Pull every line that holds the word "Zumba" from the entries.

Source information
───
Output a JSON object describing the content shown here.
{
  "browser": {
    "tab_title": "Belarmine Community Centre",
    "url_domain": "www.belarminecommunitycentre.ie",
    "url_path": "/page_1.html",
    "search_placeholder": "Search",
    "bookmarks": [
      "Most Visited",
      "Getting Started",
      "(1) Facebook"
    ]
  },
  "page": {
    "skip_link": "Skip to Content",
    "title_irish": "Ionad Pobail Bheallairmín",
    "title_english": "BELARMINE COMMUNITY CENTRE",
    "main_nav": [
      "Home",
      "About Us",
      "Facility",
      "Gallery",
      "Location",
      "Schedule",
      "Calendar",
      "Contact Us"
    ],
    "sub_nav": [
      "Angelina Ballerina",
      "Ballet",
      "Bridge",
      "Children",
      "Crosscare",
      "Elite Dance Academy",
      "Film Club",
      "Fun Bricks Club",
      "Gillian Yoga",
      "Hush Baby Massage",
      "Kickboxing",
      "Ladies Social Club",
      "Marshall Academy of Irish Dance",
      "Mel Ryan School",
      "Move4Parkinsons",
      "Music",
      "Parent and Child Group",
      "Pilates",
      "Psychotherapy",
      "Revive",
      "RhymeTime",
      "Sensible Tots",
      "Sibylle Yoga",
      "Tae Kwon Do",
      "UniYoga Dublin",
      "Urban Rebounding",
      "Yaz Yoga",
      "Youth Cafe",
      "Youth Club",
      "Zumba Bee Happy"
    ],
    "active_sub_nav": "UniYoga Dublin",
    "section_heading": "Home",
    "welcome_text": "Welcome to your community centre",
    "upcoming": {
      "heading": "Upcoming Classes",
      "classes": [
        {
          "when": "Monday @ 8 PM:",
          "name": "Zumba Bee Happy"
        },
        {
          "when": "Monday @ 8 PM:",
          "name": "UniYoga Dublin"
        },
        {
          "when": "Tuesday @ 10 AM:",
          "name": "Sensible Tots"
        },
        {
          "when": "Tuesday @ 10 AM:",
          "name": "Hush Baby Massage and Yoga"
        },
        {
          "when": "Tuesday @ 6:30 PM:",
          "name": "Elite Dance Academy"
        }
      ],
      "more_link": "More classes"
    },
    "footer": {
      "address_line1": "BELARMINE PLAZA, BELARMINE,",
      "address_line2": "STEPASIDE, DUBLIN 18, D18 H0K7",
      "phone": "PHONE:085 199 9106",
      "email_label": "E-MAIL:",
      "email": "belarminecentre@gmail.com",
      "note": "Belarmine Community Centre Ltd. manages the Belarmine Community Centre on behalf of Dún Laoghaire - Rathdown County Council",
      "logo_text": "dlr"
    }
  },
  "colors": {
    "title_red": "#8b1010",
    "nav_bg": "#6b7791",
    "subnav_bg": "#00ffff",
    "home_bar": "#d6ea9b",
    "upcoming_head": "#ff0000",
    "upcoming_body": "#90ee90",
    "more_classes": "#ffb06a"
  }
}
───
Answer to the problem
      "Zumba Bee Happy"
          "name": "Zumba Bee Happy"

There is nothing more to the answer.